Records excerpted from a collection:

╔══

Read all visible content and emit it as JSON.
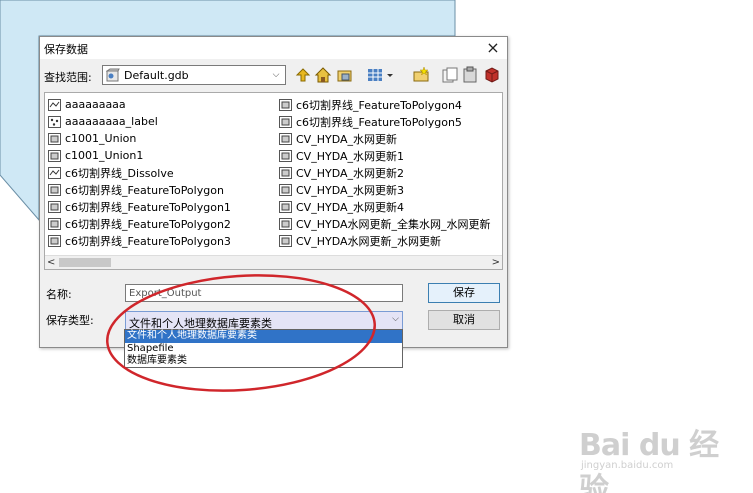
{
  "dialog": {
    "title": "保存数据",
    "close_symbol": "×"
  },
  "lookin": {
    "label": "查找范围:",
    "value": "Default.gdb"
  },
  "toolbar": {
    "icons": [
      "up-one-level-icon",
      "home-icon",
      "connect-folder-icon",
      "view-grid-icon",
      "view-dropdown-icon",
      "new-folder-icon",
      "copy-icon",
      "paste-icon",
      "delete-icon"
    ]
  },
  "files": {
    "col1": [
      {
        "name": "aaaaaaaaa",
        "icon": "line-feature-icon"
      },
      {
        "name": "aaaaaaaaa_label",
        "icon": "point-feature-icon"
      },
      {
        "name": "c1001_Union",
        "icon": "polygon-feature-icon"
      },
      {
        "name": "c1001_Union1",
        "icon": "polygon-feature-icon"
      },
      {
        "name": "c6切割界线_Dissolve",
        "icon": "line-feature-icon"
      },
      {
        "name": "c6切割界线_FeatureToPolygon",
        "icon": "polygon-feature-icon"
      },
      {
        "name": "c6切割界线_FeatureToPolygon1",
        "icon": "polygon-feature-icon"
      },
      {
        "name": "c6切割界线_FeatureToPolygon2",
        "icon": "polygon-feature-icon"
      },
      {
        "name": "c6切割界线_FeatureToPolygon3",
        "icon": "polygon-feature-icon"
      }
    ],
    "col2": [
      {
        "name": "c6切割界线_FeatureToPolygon4",
        "icon": "polygon-feature-icon"
      },
      {
        "name": "c6切割界线_FeatureToPolygon5",
        "icon": "polygon-feature-icon"
      },
      {
        "name": "CV_HYDA_水网更新",
        "icon": "polygon-feature-icon"
      },
      {
        "name": "CV_HYDA_水网更新1",
        "icon": "polygon-feature-icon"
      },
      {
        "name": "CV_HYDA_水网更新2",
        "icon": "polygon-feature-icon"
      },
      {
        "name": "CV_HYDA_水网更新3",
        "icon": "polygon-feature-icon"
      },
      {
        "name": "CV_HYDA_水网更新4",
        "icon": "polygon-feature-icon"
      },
      {
        "name": "CV_HYDA水网更新_全集水网_水网更新",
        "icon": "polygon-feature-icon"
      },
      {
        "name": "CV_HYDA水网更新_水网更新",
        "icon": "polygon-feature-icon"
      }
    ]
  },
  "scroll": {
    "left_arrow": "<",
    "right_arrow": ">"
  },
  "form": {
    "name_label": "名称:",
    "name_value": "Export_Output",
    "type_label": "保存类型:",
    "type_value": "文件和个人地理数据库要素类",
    "save_label": "保存",
    "cancel_label": "取消"
  },
  "dropdown": {
    "options": [
      "文件和个人地理数据库要素类",
      "Shapefile",
      "数据库要素类"
    ],
    "selected_index": 0
  },
  "watermark": {
    "text": "Bai du 经验",
    "url": "jingyan.baidu.com"
  },
  "colors": {
    "background_shape": "#cfe8f5",
    "highlight": "#3073c7",
    "annotation": "#d0262b"
  }
}
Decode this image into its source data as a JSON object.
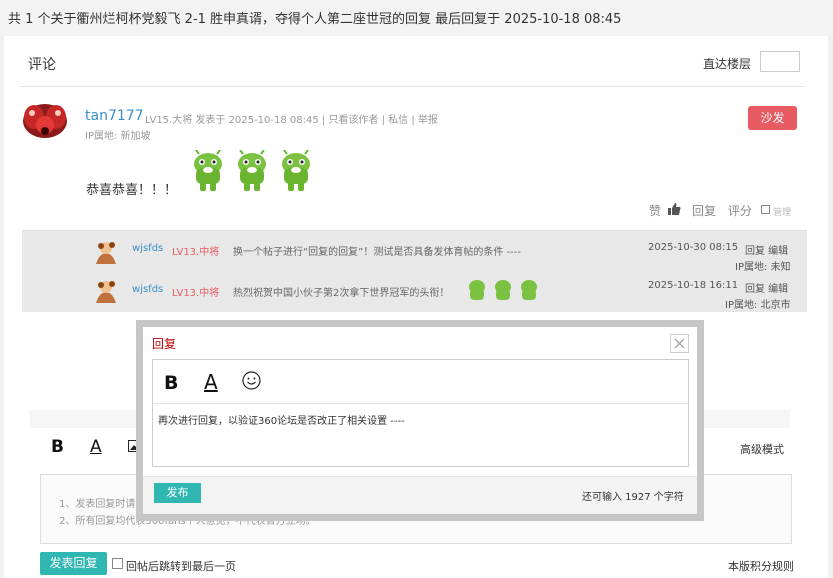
{
  "thread_title": "共 1 个关于衢州烂柯杯党毅飞 2-1 胜申真谞，夺得个人第二座世冠的回复 最后回复于 2025-10-18 08:45",
  "comments": {
    "heading": "评论",
    "jump_label": "直达楼层"
  },
  "post": {
    "username": "tan7177",
    "meta": "LV15.大将   发表于 2025-10-18 08:45  |  只看该作者  |  私信  |  举报",
    "ip": "IP属地: 新加坡",
    "sofa": "沙发",
    "content": "恭喜恭喜！！！",
    "actions": {
      "like": "赞",
      "reply": "回复",
      "rate": "评分",
      "manage": "管理"
    }
  },
  "replies": [
    {
      "user": "wjsfds",
      "level": "LV13.中将",
      "text": "换一个帖子进行“回复的回复”！测试是否具备发体育帖的条件 ----",
      "time": "2025-10-30 08:15",
      "links": "回复 编辑",
      "ip": "IP属地: 未知"
    },
    {
      "user": "wjsfds",
      "level": "LV13.中将",
      "text": "热烈祝贺中国小伙子第2次拿下世界冠军的头衔！",
      "time": "2025-10-18 16:11",
      "links": "回复 编辑",
      "ip": "IP属地: 北京市"
    }
  ],
  "editor": {
    "bold": "B",
    "font": "A",
    "advanced": "高级模式",
    "tips": [
      "1、发表回复时请",
      "2、所有回复均代表360fans个人意见，不代表官方立场。"
    ],
    "post_button": "发表回复",
    "jump_last": "回帖后跳转到最后一页",
    "rules": "本版积分规则"
  },
  "modal": {
    "title": "回复",
    "bold": "B",
    "font": "A",
    "emoji": "☺",
    "text": "再次进行回复，以验证360论坛是否改正了相关设置 ----",
    "publish": "发布",
    "count": "还可输入 1927 个字符"
  },
  "colors": {
    "accent": "#30b7b2",
    "sofa": "#e95b62",
    "username": "#3a8fc8",
    "level": "#e95b62"
  }
}
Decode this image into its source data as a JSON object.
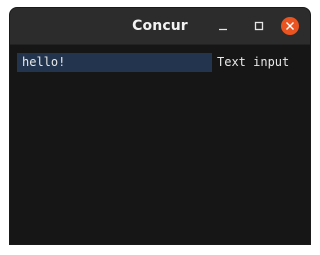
{
  "window": {
    "title": "Concur",
    "controls": {
      "minimize_icon": "minimize-icon",
      "maximize_icon": "maximize-icon",
      "close_icon": "close-icon",
      "close_color": "#e95420"
    }
  },
  "main": {
    "text_input": {
      "value": "hello!",
      "label": "Text input"
    }
  },
  "colors": {
    "titlebar": "#2c2c2c",
    "background": "#161616",
    "input_background": "#22344e",
    "text": "#e8e8e8"
  }
}
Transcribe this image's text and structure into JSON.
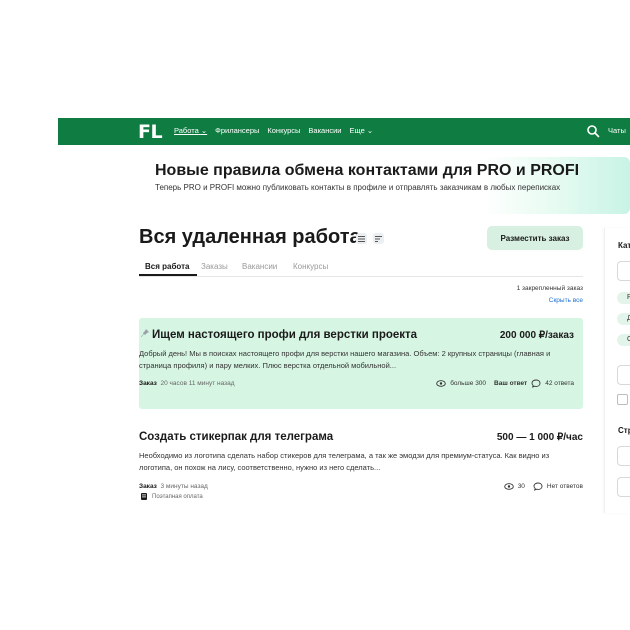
{
  "header": {
    "logo": "FL",
    "nav": [
      {
        "label": "Работа",
        "active": true,
        "dropdown": true
      },
      {
        "label": "Фрилансеры"
      },
      {
        "label": "Конкурсы"
      },
      {
        "label": "Вакансии"
      },
      {
        "label": "Еще",
        "dropdown": true
      }
    ],
    "search_icon": "search-icon",
    "chats": "Чаты",
    "bg_color": "#0f7d42"
  },
  "banner": {
    "title": "Новые правила обмена контактами для PRO и PROFI",
    "text": "Теперь PRO и PROFI можно публиковать контакты в профиле и отправлять заказчикам в любых переписках"
  },
  "main": {
    "title": "Вся удаленная работа",
    "post_button": "Разместить заказ",
    "tabs": [
      "Вся работа",
      "Заказы",
      "Вакансии",
      "Конкурсы"
    ],
    "pinned_count": "1 закрепленный заказ",
    "hide_all": "Скрыть все"
  },
  "projects": [
    {
      "title": "Ищем настоящего профи для верстки проекта",
      "price": "200 000 ₽/заказ",
      "desc": "Добрый день! Мы в поисках настоящего профи для верстки нашего магазина. Объем: 2 крупных страницы (главная и страница профиля) и пару мелких. Плюс верстка отдельной мобильной...",
      "type": "Заказ",
      "time": "20 часов 11 минут назад",
      "views": "больше 300",
      "your_answer": "Ваш ответ",
      "answers": "42 ответа",
      "pinned": true,
      "bg": "#d7f5e3"
    },
    {
      "title": "Создать стикерпак для телеграма",
      "price": "500 — 1 000 ₽/час",
      "desc": "Необходимо из логотипа сделать набор стикеров для телеграма, а так же эмодзи для премиум-статуса. Как видно из логотипа, он похож на лису, соответственно, нужно из него сделать...",
      "type": "Заказ",
      "time": "3 минуты назад",
      "payment": "Поэтапная оплата",
      "views": "30",
      "answers": "Нет ответов"
    }
  ],
  "sidebar": {
    "headings": [
      "Кат",
      "Стр"
    ],
    "chips": [
      "Р",
      "Д",
      "С"
    ]
  }
}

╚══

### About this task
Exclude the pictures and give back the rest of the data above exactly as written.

### Output
Read all visible content and emit it as JSON.
{
  "dialog": {
    "title": "保存数据",
    "close_symbol": "×"
  },
  "lookin": {
    "label": "查找范围:",
    "value": "Default.gdb"
  },
  "toolbar": {
    "icons": [
      "up-one-level-icon",
      "home-icon",
      "connect-folder-icon",
      "view-grid-icon",
      "view-dropdown-icon",
      "new-folder-icon",
      "copy-icon",
      "paste-icon",
      "delete-icon"
    ]
  },
  "files": {
    "col1": [
      {
        "name": "aaaaaaaaa",
        "icon": "line-feature-icon"
      },
      {
        "name": "aaaaaaaaa_label",
        "icon": "point-feature-icon"
      },
      {
        "name": "c1001_Union",
        "icon": "polygon-feature-icon"
      },
      {
        "name": "c1001_Union1",
        "icon": "polygon-feature-icon"
      },
      {
        "name": "c6切割界线_Dissolve",
        "icon": "line-feature-icon"
      },
      {
        "name": "c6切割界线_FeatureToPolygon",
        "icon": "polygon-feature-icon"
      },
      {
        "name": "c6切割界线_FeatureToPolygon1",
        "icon": "polygon-feature-icon"
      },
      {
        "name": "c6切割界线_FeatureToPolygon2",
        "icon": "polygon-feature-icon"
      },
      {
        "name": "c6切割界线_FeatureToPolygon3",
        "icon": "polygon-feature-icon"
      }
    ],
    "col2": [
      {
        "name": "c6切割界线_FeatureToPolygon4",
        "icon": "polygon-feature-icon"
      },
      {
        "name": "c6切割界线_FeatureToPolygon5",
        "icon": "polygon-feature-icon"
      },
      {
        "name": "CV_HYDA_水网更新",
        "icon": "polygon-feature-icon"
      },
      {
        "name": "CV_HYDA_水网更新1",
        "icon": "polygon-feature-icon"
      },
      {
        "name": "CV_HYDA_水网更新2",
        "icon": "polygon-feature-icon"
      },
      {
        "name": "CV_HYDA_水网更新3",
        "icon": "polygon-feature-icon"
      },
      {
        "name": "CV_HYDA_水网更新4",
        "icon": "polygon-feature-icon"
      },
      {
        "name": "CV_HYDA水网更新_全集水网_水网更新",
        "icon": "polygon-feature-icon"
      },
      {
        "name": "CV_HYDA水网更新_水网更新",
        "icon": "polygon-feature-icon"
      }
    ]
  },
  "scroll": {
    "left_arrow": "<",
    "right_arrow": ">"
  },
  "form": {
    "name_label": "名称:",
    "name_value": "Export_Output",
    "type_label": "保存类型:",
    "type_value": "文件和个人地理数据库要素类",
    "save_label": "保存",
    "cancel_label": "取消"
  },
  "dropdown": {
    "options": [
      "文件和个人地理数据库要素类",
      "Shapefile",
      "数据库要素类"
    ],
    "selected_index": 0
  },
  "watermark": {
    "text": "Bai du 经验",
    "url": "jingyan.baidu.com"
  },
  "colors": {
    "background_shape": "#cfe8f5",
    "highlight": "#3073c7",
    "annotation": "#d0262b"
  }
}
Decode this image into its source data as a JSON object.
{
  "thread_title": "共 1 个关于衢州烂柯杯党毅飞 2-1 胜申真谞，夺得个人第二座世冠的回复 最后回复于 2025-10-18 08:45",
  "comments": {
    "heading": "评论",
    "jump_label": "直达楼层"
  },
  "post": {
    "username": "tan7177",
    "meta": "LV15.大将   发表于 2025-10-18 08:45  |  只看该作者  |  私信  |  举报",
    "ip": "IP属地: 新加坡",
    "sofa": "沙发",
    "content": "恭喜恭喜！！！",
    "actions": {
      "like": "赞",
      "reply": "回复",
      "rate": "评分",
      "manage": "管理"
    }
  },
  "replies": [
    {
      "user": "wjsfds",
      "level": "LV13.中将",
      "text": "换一个帖子进行“回复的回复”！测试是否具备发体育帖的条件 ----",
      "time": "2025-10-30 08:15",
      "links": "回复 编辑",
      "ip": "IP属地: 未知"
    },
    {
      "user": "wjsfds",
      "level": "LV13.中将",
      "text": "热烈祝贺中国小伙子第2次拿下世界冠军的头衔！",
      "time": "2025-10-18 16:11",
      "links": "回复 编辑",
      "ip": "IP属地: 北京市"
    }
  ],
  "editor": {
    "bold": "B",
    "font": "A",
    "advanced": "高级模式",
    "tips": [
      "1、发表回复时请",
      "2、所有回复均代表360fans个人意见，不代表官方立场。"
    ],
    "post_button": "发表回复",
    "jump_last": "回帖后跳转到最后一页",
    "rules": "本版积分规则"
  },
  "modal": {
    "title": "回复",
    "bold": "B",
    "font": "A",
    "emoji": "☺",
    "text": "再次进行回复，以验证360论坛是否改正了相关设置 ----",
    "publish": "发布",
    "count": "还可输入 1927 个字符"
  },
  "colors": {
    "accent": "#30b7b2",
    "sofa": "#e95b62",
    "username": "#3a8fc8",
    "level": "#e95b62"
  }
}
Decode this image into its source data as a JSON object.
{
  "window": {
    "title": "Concur",
    "controls": {
      "minimize_icon": "minimize-icon",
      "maximize_icon": "maximize-icon",
      "close_icon": "close-icon",
      "close_color": "#e95420"
    }
  },
  "main": {
    "text_input": {
      "value": "hello!",
      "label": "Text input"
    }
  },
  "colors": {
    "titlebar": "#2c2c2c",
    "background": "#161616",
    "input_background": "#22344e",
    "text": "#e8e8e8"
  }
}
Transcribe this image's text and structure into JSON.
{
  "header": {
    "logo": "FL",
    "nav": [
      {
        "label": "Работа",
        "active": true,
        "dropdown": true
      },
      {
        "label": "Фрилансеры"
      },
      {
        "label": "Конкурсы"
      },
      {
        "label": "Вакансии"
      },
      {
        "label": "Еще",
        "dropdown": true
      }
    ],
    "search_icon": "search-icon",
    "chats": "Чаты",
    "bg_color": "#0f7d42"
  },
  "banner": {
    "title": "Новые правила обмена контактами для PRO и PROFI",
    "text": "Теперь PRO и PROFI можно публиковать контакты в профиле и отправлять заказчикам в любых переписках"
  },
  "main": {
    "title": "Вся удаленная работа",
    "post_button": "Разместить заказ",
    "tabs": [
      "Вся работа",
      "Заказы",
      "Вакансии",
      "Конкурсы"
    ],
    "pinned_count": "1 закрепленный заказ",
    "hide_all": "Скрыть все"
  },
  "projects": [
    {
      "title": "Ищем настоящего профи для верстки проекта",
      "price": "200 000 ₽/заказ",
      "desc": "Добрый день! Мы в поисках настоящего профи для верстки нашего магазина. Объем: 2 крупных страницы (главная и страница профиля) и пару мелких. Плюс верстка отдельной мобильной...",
      "type": "Заказ",
      "time": "20 часов 11 минут назад",
      "views": "больше 300",
      "your_answer": "Ваш ответ",
      "answers": "42 ответа",
      "pinned": true,
      "bg": "#d7f5e3"
    },
    {
      "title": "Создать стикерпак для телеграма",
      "price": "500 — 1 000 ₽/час",
      "desc": "Необходимо из логотипа сделать набор стикеров для телеграма, а так же эмодзи для премиум-статуса. Как видно из логотипа, он похож на лису, соответственно, нужно из него сделать...",
      "type": "Заказ",
      "time": "3 минуты назад",
      "payment": "Поэтапная оплата",
      "views": "30",
      "answers": "Нет ответов"
    }
  ],
  "sidebar": {
    "headings": [
      "Кат",
      "Стр"
    ],
    "chips": [
      "Р",
      "Д",
      "С"
    ]
  }
}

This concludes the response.